### ACTIVITY
Every entry must reappear in your answer exactly as written, though its pictures must not.
-*-
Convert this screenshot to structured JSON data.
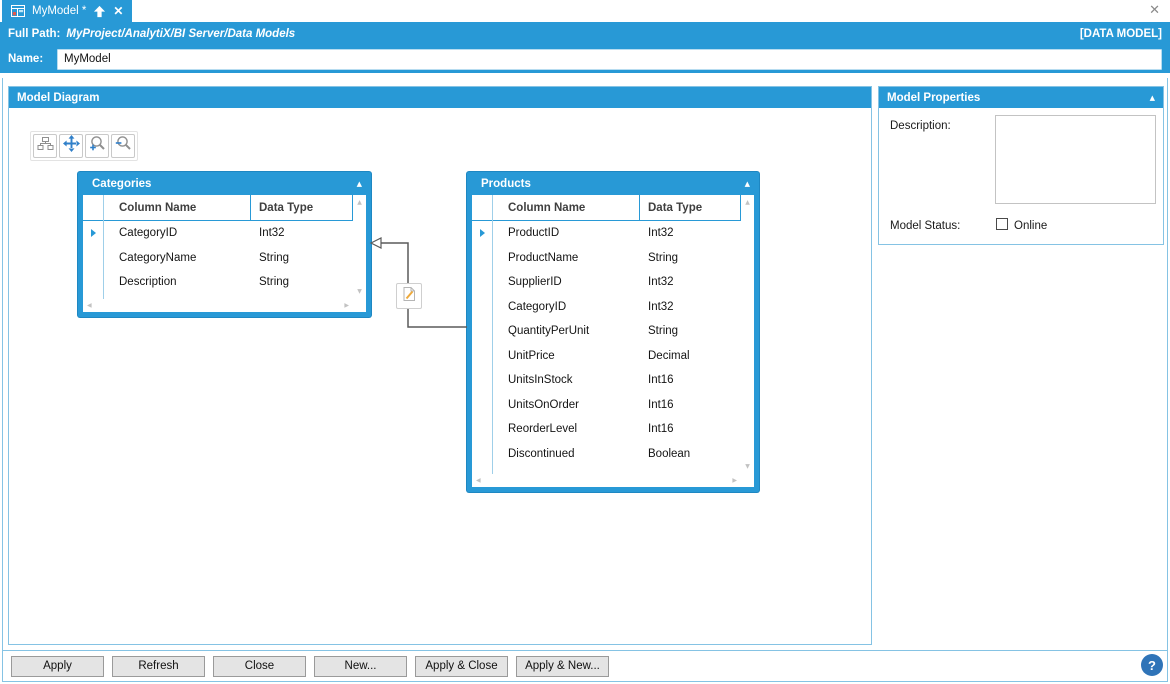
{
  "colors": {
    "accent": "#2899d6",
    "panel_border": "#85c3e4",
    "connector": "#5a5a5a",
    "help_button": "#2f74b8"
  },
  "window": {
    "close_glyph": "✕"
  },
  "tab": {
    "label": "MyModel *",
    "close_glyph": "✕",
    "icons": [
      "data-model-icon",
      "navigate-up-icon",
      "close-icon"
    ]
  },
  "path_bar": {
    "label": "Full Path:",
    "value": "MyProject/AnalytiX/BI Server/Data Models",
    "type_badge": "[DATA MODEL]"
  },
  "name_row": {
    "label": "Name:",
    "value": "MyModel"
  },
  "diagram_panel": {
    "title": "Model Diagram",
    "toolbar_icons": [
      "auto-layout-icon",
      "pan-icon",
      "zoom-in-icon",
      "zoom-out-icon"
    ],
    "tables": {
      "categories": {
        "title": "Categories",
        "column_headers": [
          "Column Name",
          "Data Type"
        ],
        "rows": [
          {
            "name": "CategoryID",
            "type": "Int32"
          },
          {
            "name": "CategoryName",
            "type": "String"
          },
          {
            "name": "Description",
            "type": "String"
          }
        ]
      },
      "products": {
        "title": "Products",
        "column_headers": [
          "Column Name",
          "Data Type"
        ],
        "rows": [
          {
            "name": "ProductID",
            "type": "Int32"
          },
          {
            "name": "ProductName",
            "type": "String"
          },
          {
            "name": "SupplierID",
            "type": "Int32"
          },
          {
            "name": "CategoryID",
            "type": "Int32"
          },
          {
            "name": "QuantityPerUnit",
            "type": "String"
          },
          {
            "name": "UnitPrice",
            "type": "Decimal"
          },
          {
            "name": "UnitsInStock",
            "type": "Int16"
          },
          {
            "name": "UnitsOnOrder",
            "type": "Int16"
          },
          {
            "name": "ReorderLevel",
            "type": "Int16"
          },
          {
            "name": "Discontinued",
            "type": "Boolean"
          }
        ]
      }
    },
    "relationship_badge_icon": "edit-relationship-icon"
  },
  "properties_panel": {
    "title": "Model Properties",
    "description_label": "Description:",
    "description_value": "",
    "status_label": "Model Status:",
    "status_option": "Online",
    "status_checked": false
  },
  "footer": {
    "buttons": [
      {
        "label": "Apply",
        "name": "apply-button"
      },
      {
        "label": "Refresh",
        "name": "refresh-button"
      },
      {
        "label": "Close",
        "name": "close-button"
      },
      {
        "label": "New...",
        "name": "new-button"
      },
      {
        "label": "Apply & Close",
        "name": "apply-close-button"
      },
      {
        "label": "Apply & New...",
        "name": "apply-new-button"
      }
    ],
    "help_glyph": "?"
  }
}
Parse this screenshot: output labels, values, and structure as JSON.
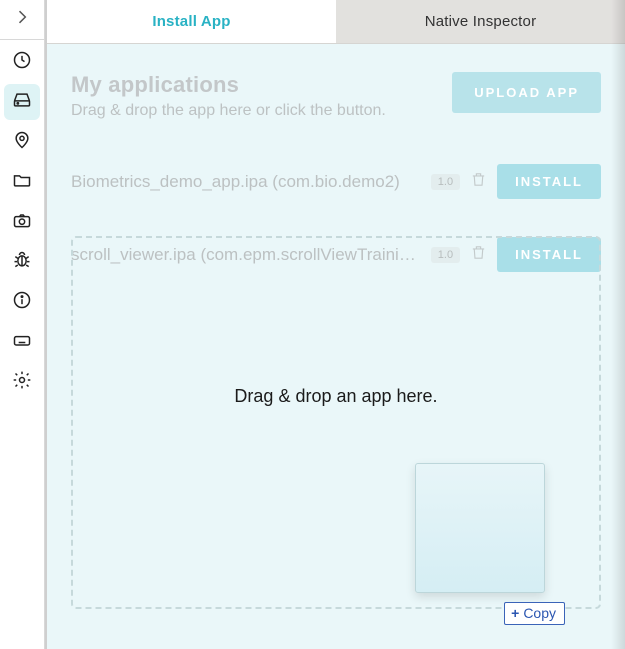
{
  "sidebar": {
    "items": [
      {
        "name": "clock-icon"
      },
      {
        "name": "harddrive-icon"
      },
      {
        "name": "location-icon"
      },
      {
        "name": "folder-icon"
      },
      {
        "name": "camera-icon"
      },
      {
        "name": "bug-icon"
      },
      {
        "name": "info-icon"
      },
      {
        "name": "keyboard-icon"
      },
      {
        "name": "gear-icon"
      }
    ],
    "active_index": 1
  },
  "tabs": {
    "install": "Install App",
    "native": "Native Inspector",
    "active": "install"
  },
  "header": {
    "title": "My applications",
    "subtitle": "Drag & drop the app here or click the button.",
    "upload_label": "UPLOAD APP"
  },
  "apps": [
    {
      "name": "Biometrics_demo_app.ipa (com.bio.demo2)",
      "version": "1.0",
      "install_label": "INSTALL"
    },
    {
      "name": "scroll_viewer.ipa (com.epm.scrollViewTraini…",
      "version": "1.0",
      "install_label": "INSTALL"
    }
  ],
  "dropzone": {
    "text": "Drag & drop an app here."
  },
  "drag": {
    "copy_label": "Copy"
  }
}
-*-
### WRITTEN REPLY
Convert this screenshot to structured JSON data.
{
  "colors": {
    "accent": "#2899d6",
    "panel_border": "#85c3e4",
    "connector": "#5a5a5a",
    "help_button": "#2f74b8"
  },
  "window": {
    "close_glyph": "✕"
  },
  "tab": {
    "label": "MyModel *",
    "close_glyph": "✕",
    "icons": [
      "data-model-icon",
      "navigate-up-icon",
      "close-icon"
    ]
  },
  "path_bar": {
    "label": "Full Path:",
    "value": "MyProject/AnalytiX/BI Server/Data Models",
    "type_badge": "[DATA MODEL]"
  },
  "name_row": {
    "label": "Name:",
    "value": "MyModel"
  },
  "diagram_panel": {
    "title": "Model Diagram",
    "toolbar_icons": [
      "auto-layout-icon",
      "pan-icon",
      "zoom-in-icon",
      "zoom-out-icon"
    ],
    "tables": {
      "categories": {
        "title": "Categories",
        "column_headers": [
          "Column Name",
          "Data Type"
        ],
        "rows": [
          {
            "name": "CategoryID",
            "type": "Int32"
          },
          {
            "name": "CategoryName",
            "type": "String"
          },
          {
            "name": "Description",
            "type": "String"
          }
        ]
      },
      "products": {
        "title": "Products",
        "column_headers": [
          "Column Name",
          "Data Type"
        ],
        "rows": [
          {
            "name": "ProductID",
            "type": "Int32"
          },
          {
            "name": "ProductName",
            "type": "String"
          },
          {
            "name": "SupplierID",
            "type": "Int32"
          },
          {
            "name": "CategoryID",
            "type": "Int32"
          },
          {
            "name": "QuantityPerUnit",
            "type": "String"
          },
          {
            "name": "UnitPrice",
            "type": "Decimal"
          },
          {
            "name": "UnitsInStock",
            "type": "Int16"
          },
          {
            "name": "UnitsOnOrder",
            "type": "Int16"
          },
          {
            "name": "ReorderLevel",
            "type": "Int16"
          },
          {
            "name": "Discontinued",
            "type": "Boolean"
          }
        ]
      }
    },
    "relationship_badge_icon": "edit-relationship-icon"
  },
  "properties_panel": {
    "title": "Model Properties",
    "description_label": "Description:",
    "description_value": "",
    "status_label": "Model Status:",
    "status_option": "Online",
    "status_checked": false
  },
  "footer": {
    "buttons": [
      {
        "label": "Apply",
        "name": "apply-button"
      },
      {
        "label": "Refresh",
        "name": "refresh-button"
      },
      {
        "label": "Close",
        "name": "close-button"
      },
      {
        "label": "New...",
        "name": "new-button"
      },
      {
        "label": "Apply & Close",
        "name": "apply-close-button"
      },
      {
        "label": "Apply & New...",
        "name": "apply-new-button"
      }
    ],
    "help_glyph": "?"
  }
}
Parse this screenshot: output labels, values, and structure as JSON.
{
  "sidebar": {
    "items": [
      {
        "name": "clock-icon"
      },
      {
        "name": "harddrive-icon"
      },
      {
        "name": "location-icon"
      },
      {
        "name": "folder-icon"
      },
      {
        "name": "camera-icon"
      },
      {
        "name": "bug-icon"
      },
      {
        "name": "info-icon"
      },
      {
        "name": "keyboard-icon"
      },
      {
        "name": "gear-icon"
      }
    ],
    "active_index": 1
  },
  "tabs": {
    "install": "Install App",
    "native": "Native Inspector",
    "active": "install"
  },
  "header": {
    "title": "My applications",
    "subtitle": "Drag & drop the app here or click the button.",
    "upload_label": "UPLOAD APP"
  },
  "apps": [
    {
      "name": "Biometrics_demo_app.ipa (com.bio.demo2)",
      "version": "1.0",
      "install_label": "INSTALL"
    },
    {
      "name": "scroll_viewer.ipa (com.epm.scrollViewTraini…",
      "version": "1.0",
      "install_label": "INSTALL"
    }
  ],
  "dropzone": {
    "text": "Drag & drop an app here."
  },
  "drag": {
    "copy_label": "Copy"
  }
}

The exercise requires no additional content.